Long before sales and sports and the three-day weekend, Memorial Day was a day of mourning. Turning grim Civil War battle experiences into something lasting and inspiring, Gen. John Alexander Logan set aside May 30, 1868, “for the purpose of strewing with flowers or otherwise decorating the graves of comrades who died in defense of their country during the late rebellion.”
Residents of Waterloo, New York, and Columbus, Mississippi, claim the holiday was first observed in their towns in 1866, but it took Logan’s big heart and clout as commander in chief of the Grand Army of the Republic, which he helped found, to issue a general order designating the first Memorial Day, also known as Decoration Day.
Because the South lost the war and because Logan helped Ulysses S. Grant capture the prized river port of Vicksburg, Mississippi, on July 4, 1863, nine Southern states celebrated their own Confederate memorial days — on April 26, May 10 or June 3 — well into the 20th century.
Each Memorial Day has been a time for words of reflection and gratitude, to assess America’s place in the world and the prospects for lasting peace. Consider these words from earlier holidays, culled from newspaper files. They date from the first Memorial Day in 1868 to the early days of World War II:
“Let our mottoes be truth, justice and equality, and the heroes who died for us will never have been disgraced.” — Hon. John Peters, Bangor, May 30, 1868.
“We have never been a bully among nations, although we are strong enough to have played that role with good chance of success.” — The Rev. Herbert E. Ross, Bangor, May 30, 1898.
“Today we are one people, forgotten are all racial bitterness, partisan bigotry and sectional differences.” — The Rev. H.E. Dunnack, Orrington, May 30, 1917.
“To [democracy’s] defenders, who are among its finest expressions, we must make no promises which we cannot or will not perform.” — Bangor Daily News editorial, May 30, 1941.
Since 1971, the nation and its territories have observed the last Monday of every May as Memorial Day. There still are parades ending at cemeteries with patriotic orations, the playing of taps and 21-gun salutes. Wreaths are tossed into the ocean. Families turn out to decorate the graves of loved ones.
Yet there can be little doubt that over the past four decades this calendar change has turned what began as a day of singular solemnity into a day known to an increasing number of Americans merely as the end of a long weekend and the beginning of summer.

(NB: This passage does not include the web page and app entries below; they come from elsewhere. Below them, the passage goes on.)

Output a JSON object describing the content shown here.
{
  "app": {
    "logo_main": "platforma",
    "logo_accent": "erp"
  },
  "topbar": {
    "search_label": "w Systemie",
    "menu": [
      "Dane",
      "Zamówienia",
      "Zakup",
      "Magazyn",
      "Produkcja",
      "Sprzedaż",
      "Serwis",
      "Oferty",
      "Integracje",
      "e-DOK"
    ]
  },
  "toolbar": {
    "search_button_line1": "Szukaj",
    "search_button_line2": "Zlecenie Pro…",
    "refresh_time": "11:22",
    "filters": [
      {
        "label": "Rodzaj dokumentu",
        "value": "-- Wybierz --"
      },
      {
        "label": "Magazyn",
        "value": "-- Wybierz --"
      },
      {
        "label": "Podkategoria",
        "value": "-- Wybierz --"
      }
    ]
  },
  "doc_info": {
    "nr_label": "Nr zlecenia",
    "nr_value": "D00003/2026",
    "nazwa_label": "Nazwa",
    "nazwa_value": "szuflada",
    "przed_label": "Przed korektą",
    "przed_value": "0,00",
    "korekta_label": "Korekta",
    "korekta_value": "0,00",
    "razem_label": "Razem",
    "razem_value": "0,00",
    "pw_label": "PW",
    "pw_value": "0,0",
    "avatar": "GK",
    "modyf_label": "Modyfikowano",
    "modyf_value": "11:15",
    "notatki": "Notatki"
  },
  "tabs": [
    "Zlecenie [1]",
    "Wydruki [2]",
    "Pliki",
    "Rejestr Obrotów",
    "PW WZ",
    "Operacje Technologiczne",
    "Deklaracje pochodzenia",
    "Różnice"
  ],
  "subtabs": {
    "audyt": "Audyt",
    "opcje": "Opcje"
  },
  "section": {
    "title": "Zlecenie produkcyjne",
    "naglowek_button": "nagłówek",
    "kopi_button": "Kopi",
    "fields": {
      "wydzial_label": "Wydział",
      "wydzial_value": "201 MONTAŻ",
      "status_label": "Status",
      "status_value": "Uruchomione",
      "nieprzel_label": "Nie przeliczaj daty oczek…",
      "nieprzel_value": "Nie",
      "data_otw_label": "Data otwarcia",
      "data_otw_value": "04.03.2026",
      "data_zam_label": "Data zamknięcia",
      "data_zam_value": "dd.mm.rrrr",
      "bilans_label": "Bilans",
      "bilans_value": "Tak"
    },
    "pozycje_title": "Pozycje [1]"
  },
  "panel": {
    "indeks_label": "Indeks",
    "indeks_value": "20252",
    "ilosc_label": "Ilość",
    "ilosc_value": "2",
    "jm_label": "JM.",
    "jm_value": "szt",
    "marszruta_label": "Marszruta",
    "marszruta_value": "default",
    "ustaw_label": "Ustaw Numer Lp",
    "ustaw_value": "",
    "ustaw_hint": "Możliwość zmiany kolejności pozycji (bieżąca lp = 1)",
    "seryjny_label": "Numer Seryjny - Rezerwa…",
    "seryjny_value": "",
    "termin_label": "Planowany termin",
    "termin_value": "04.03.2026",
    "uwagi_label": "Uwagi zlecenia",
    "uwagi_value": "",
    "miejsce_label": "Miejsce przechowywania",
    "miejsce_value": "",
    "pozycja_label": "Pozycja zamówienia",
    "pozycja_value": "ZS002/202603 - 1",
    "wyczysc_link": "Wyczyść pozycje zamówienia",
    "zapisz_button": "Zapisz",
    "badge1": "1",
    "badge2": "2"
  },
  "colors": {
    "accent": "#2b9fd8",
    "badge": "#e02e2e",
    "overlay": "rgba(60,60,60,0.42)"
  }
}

There has been a movement, with the Veterans of Foreign Wars among the leaders, to return Memorial Day to its May 30 date and, it is hoped, to its original reverent intent. This is a noble cause but seems unlikely to succeed — legislation to restore the traditional day of observance was introduced in Congress in years past but hardly budged. It seems the festivities of a three-day weekend and the solemnity of honoring “comrades who died in defense of their country,” as Logan put it, simply will have to coexist.
Today we honor the soldiers and sailors who have died there and in wars of the past. We honor their willingness to risk their own lives in pursuit of the ideals of the nation. This Memorial Day, Americans should have no trouble finding time, or reason, to honor their comrades.